What You Can See on March 14
Submitted by Ted Williams on Tue, 03/14/2006 - 09:55.

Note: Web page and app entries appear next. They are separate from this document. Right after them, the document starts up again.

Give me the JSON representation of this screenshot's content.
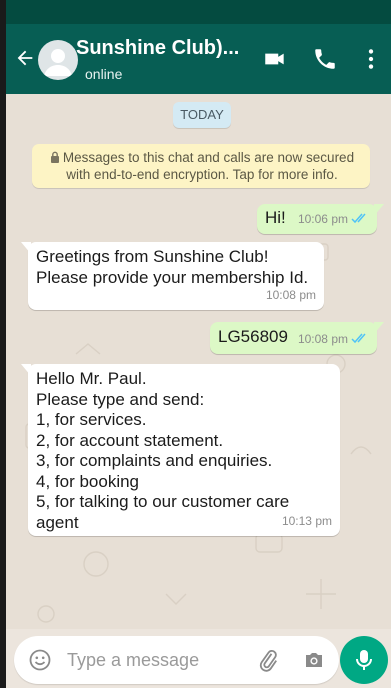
{
  "header": {
    "title": "Sunshine Club)...",
    "subtitle": "online",
    "icons": [
      "back-arrow-icon",
      "avatar",
      "video-call-icon",
      "phone-icon",
      "more-vert-icon"
    ]
  },
  "chat": {
    "date_label": "TODAY",
    "system_message": "Messages to this chat and calls are now secured with end-to-end encryption. Tap for more info.",
    "messages": [
      {
        "direction": "outgoing",
        "text": "Hi!",
        "time": "10:06 pm",
        "status": "read"
      },
      {
        "direction": "incoming",
        "text": "Greetings from Sunshine Club!\nPlease provide your membership Id.",
        "time": "10:08 pm"
      },
      {
        "direction": "outgoing",
        "text": "LG56809",
        "time": "10:08 pm",
        "status": "read"
      },
      {
        "direction": "incoming",
        "text": "Hello Mr. Paul.\nPlease type and send:\n1, for services.\n2, for account statement.\n3, for complaints and enquiries.\n4, for booking\n5, for talking to our customer care agent",
        "time": "10:13 pm"
      }
    ]
  },
  "composer": {
    "placeholder": "Type a message",
    "icons": [
      "emoji-icon",
      "attach-icon",
      "camera-icon",
      "mic-icon"
    ]
  },
  "colors": {
    "header": "#075e54",
    "outgoing_bubble": "#dcf8c6",
    "incoming_bubble": "#ffffff",
    "read_ticks": "#4fc3f7",
    "mic_button": "#00a884"
  }
}
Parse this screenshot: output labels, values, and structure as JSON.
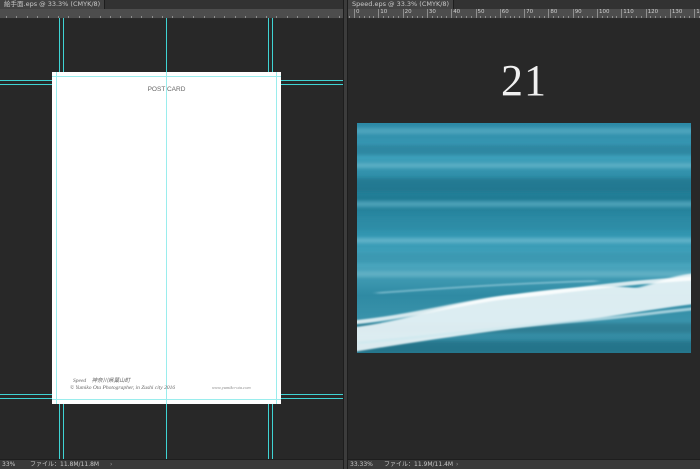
{
  "left_document": {
    "tab_title": "絵手面.eps @ 33.3% (CMYK/8)",
    "ruler_labels": [],
    "status": {
      "zoom": "33%",
      "file_info": "ファイル：11.8M/11.8M"
    },
    "postcard": {
      "title": "POST CARD",
      "caption": "Speed　神奈川県葉山町",
      "credit": "© Yumiko Ota Photographer, in Zushi city 2016",
      "url": "www.yumiko-ota.com"
    }
  },
  "right_document": {
    "tab_title": "Speed.eps @ 33.3% (CMYK/8)",
    "ruler_labels": [
      "0",
      "10",
      "20",
      "30",
      "40",
      "50",
      "60",
      "70",
      "80",
      "90",
      "100",
      "110",
      "120",
      "130",
      "140"
    ],
    "page_number": "21",
    "status": {
      "zoom": "33.33%",
      "file_info": "ファイル：11.9M/11.4M"
    },
    "photo": {
      "subject": "motion-blurred ocean wave"
    }
  },
  "colors": {
    "workspace": "#282828",
    "guide": "#3fd4d4",
    "ruler": "#4d4d4d",
    "status_bar": "#3a3a3a"
  },
  "icons": {
    "status_arrow": "chevron-right-icon"
  }
}
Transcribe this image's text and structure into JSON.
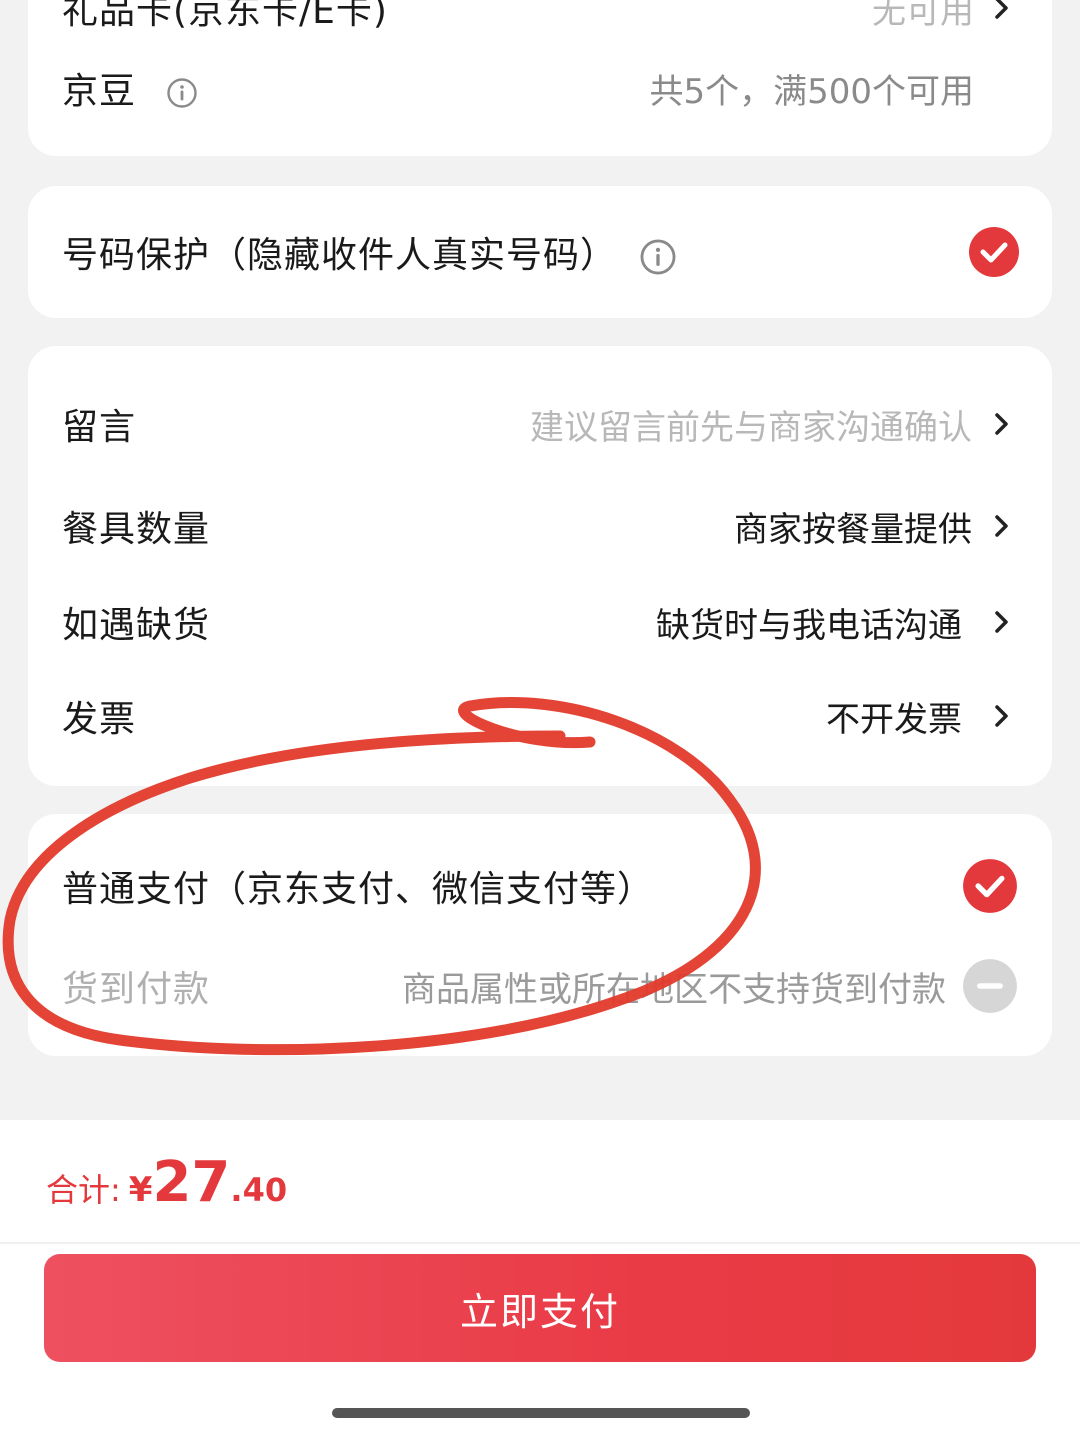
{
  "top_card": {
    "gift_card_label": "礼品卡(京东卡/E卡)",
    "gift_card_value": "无可用",
    "beans_label": "京豆",
    "beans_value": "共5个，满500个可用"
  },
  "privacy": {
    "label": "号码保护（隐藏收件人真实号码）",
    "checked": true
  },
  "options": {
    "message_label": "留言",
    "message_placeholder": "建议留言前先与商家沟通确认",
    "tableware_label": "餐具数量",
    "tableware_value": "商家按餐量提供",
    "stockout_label": "如遇缺货",
    "stockout_value": "缺货时与我电话沟通",
    "invoice_label": "发票",
    "invoice_value": "不开发票"
  },
  "payment": {
    "normal_label": "普通支付（京东支付、微信支付等）",
    "normal_selected": true,
    "cod_label": "货到付款",
    "cod_note": "商品属性或所在地区不支持货到付款",
    "cod_enabled": false
  },
  "footer": {
    "total_label": "合计:",
    "currency": "¥",
    "total_integer": "27",
    "total_decimal": ".40",
    "pay_button": "立即支付"
  },
  "colors": {
    "accent": "#e4393c",
    "annotation": "#e23a2a",
    "background": "#f2f2f2"
  },
  "icons": [
    "info-icon",
    "check-circle-icon",
    "chevron-right-icon",
    "disabled-circle-icon"
  ]
}
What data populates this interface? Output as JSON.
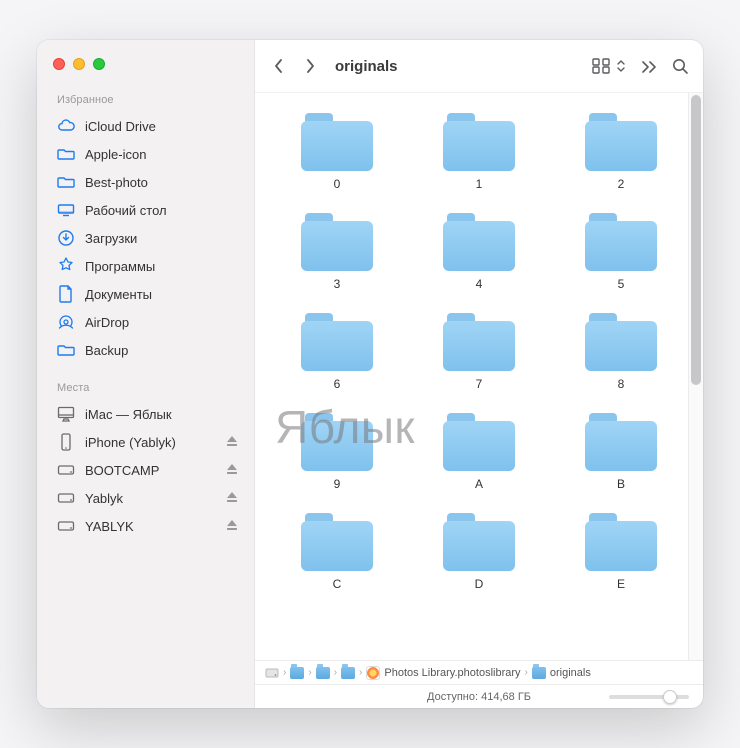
{
  "window": {
    "title": "originals"
  },
  "traffic": {
    "close": "close",
    "minimize": "minimize",
    "zoom": "zoom"
  },
  "sidebar": {
    "sections": {
      "favorites": {
        "label": "Избранное",
        "items": [
          {
            "icon": "cloud",
            "label": "iCloud Drive"
          },
          {
            "icon": "folder",
            "label": "Apple-icon"
          },
          {
            "icon": "folder",
            "label": "Best-photo"
          },
          {
            "icon": "desktop",
            "label": "Рабочий стол"
          },
          {
            "icon": "download",
            "label": "Загрузки"
          },
          {
            "icon": "apps",
            "label": "Программы"
          },
          {
            "icon": "doc",
            "label": "Документы"
          },
          {
            "icon": "airdrop",
            "label": "AirDrop"
          },
          {
            "icon": "folder",
            "label": "Backup"
          }
        ]
      },
      "locations": {
        "label": "Места",
        "items": [
          {
            "icon": "imac",
            "label": "iMac — Яблык",
            "eject": false
          },
          {
            "icon": "phone",
            "label": "iPhone (Yablyk)",
            "eject": true
          },
          {
            "icon": "drive",
            "label": "BOOTCAMP",
            "eject": true
          },
          {
            "icon": "drive",
            "label": "Yablyk",
            "eject": true
          },
          {
            "icon": "drive",
            "label": "YABLYK",
            "eject": true
          }
        ]
      }
    }
  },
  "folders": [
    "0",
    "1",
    "2",
    "3",
    "4",
    "5",
    "6",
    "7",
    "8",
    "9",
    "A",
    "B",
    "C",
    "D",
    "E"
  ],
  "path": {
    "lib": "Photos Library.photoslibrary",
    "current": "originals"
  },
  "status": {
    "text": "Доступно: 414,68 ГБ"
  },
  "watermark": "Яблык"
}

From Audubon’s Earth Almanac by Ted Williams and compiled in “Wild Moments,” edited by Connie Isbell, Illustrations by John Burgoyne, Storey Publishing, 174 pages. Birding by Ear Great billows of warblers are now rustling through eastern hardwood forests -- quick, gaudy birds representing some 50 species. From South and Central America they follow the green, insect-rich edge of spring, wafting across the Yucatan Peninsula to the Gulf Coast, blowing up the Mississippi, the Appalachians and the Atlantic seaboard. Forget trying to identify them all visually. They move too fast and feed too high. You'll have better luck learning their distinctive songs from tapes produced by the Cornell Laboratory of Ornithology. (Call: 607-266-7425.) After a southwest wind watch the weather channel for localized rainstorms which can force down night migrants, instantly filling bare woodlands with caroling and color. Get there before first light because some of the unusual warblers may sing only for the first hour. Sky Flakes Robert Frost called them "sky flakes" and "flowers that fly and all but sing." When the last corn snow is a puddle on the greening earth they start emerging from overwintering pupae to skip through woodlands, fields, prairies and backyards from Pacific to Atlantic and Gulf to tundra's edge. They are azures -- quarter-sized butterflies, usually dusted with cobalt scales. Most field guides have the taxonomy wrong; lepidopterists have recently discovered that what they had been calling the "spring azure" may be at least half a dozen species. There is indeed a spring azure -- one of our earliest emerging butterflies, whose flight period wanes in early May and whose pupae go directly into diapause until the following spring. Then there is the slightly duller summer azure which in most of its range starts flying in June and which produces up to three generations before its last flight in autumn. This is the one you're likely to see in treeless areas and city parks. Among other recently discovered species are the cherry-gall azure, the coastal holly azure, and the hops azure. If you see a diminutive blue butterfly between the flight periods of spring and summer azures, catch it. You may have a new species.